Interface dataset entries
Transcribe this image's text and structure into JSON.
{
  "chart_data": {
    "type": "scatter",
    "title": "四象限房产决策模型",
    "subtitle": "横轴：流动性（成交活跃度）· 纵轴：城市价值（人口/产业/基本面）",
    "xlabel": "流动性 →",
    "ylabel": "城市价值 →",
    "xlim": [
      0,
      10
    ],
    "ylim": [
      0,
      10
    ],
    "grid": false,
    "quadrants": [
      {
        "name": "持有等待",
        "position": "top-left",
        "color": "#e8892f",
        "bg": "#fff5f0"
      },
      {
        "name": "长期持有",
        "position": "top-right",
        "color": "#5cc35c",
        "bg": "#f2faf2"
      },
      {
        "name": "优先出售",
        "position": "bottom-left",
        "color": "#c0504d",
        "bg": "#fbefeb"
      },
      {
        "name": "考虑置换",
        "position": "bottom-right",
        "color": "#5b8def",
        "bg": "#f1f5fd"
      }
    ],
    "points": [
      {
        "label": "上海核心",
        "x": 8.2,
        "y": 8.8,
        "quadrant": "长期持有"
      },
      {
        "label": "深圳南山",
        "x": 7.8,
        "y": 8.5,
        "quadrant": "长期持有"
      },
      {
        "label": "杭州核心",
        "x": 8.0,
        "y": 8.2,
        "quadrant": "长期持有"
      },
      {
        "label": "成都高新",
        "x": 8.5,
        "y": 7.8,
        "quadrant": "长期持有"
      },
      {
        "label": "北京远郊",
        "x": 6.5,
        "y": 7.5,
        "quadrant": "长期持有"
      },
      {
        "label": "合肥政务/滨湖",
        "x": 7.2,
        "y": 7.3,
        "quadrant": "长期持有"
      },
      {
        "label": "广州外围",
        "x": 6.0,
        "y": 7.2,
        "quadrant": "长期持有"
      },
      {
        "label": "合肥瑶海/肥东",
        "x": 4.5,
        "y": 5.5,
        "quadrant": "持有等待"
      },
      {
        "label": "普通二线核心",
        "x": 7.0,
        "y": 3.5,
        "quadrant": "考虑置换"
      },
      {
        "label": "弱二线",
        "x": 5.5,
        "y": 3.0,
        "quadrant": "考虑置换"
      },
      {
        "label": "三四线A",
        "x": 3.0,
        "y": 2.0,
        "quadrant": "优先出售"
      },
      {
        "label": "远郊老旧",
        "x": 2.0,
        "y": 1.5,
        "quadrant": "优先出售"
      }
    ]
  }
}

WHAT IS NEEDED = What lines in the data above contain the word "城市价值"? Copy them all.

TASK RESPONSE =
    "subtitle": "横轴：流动性（成交活跃度）· 纵轴：城市价值（人口/产业/基本面）",
    "ylabel": "城市价值 →",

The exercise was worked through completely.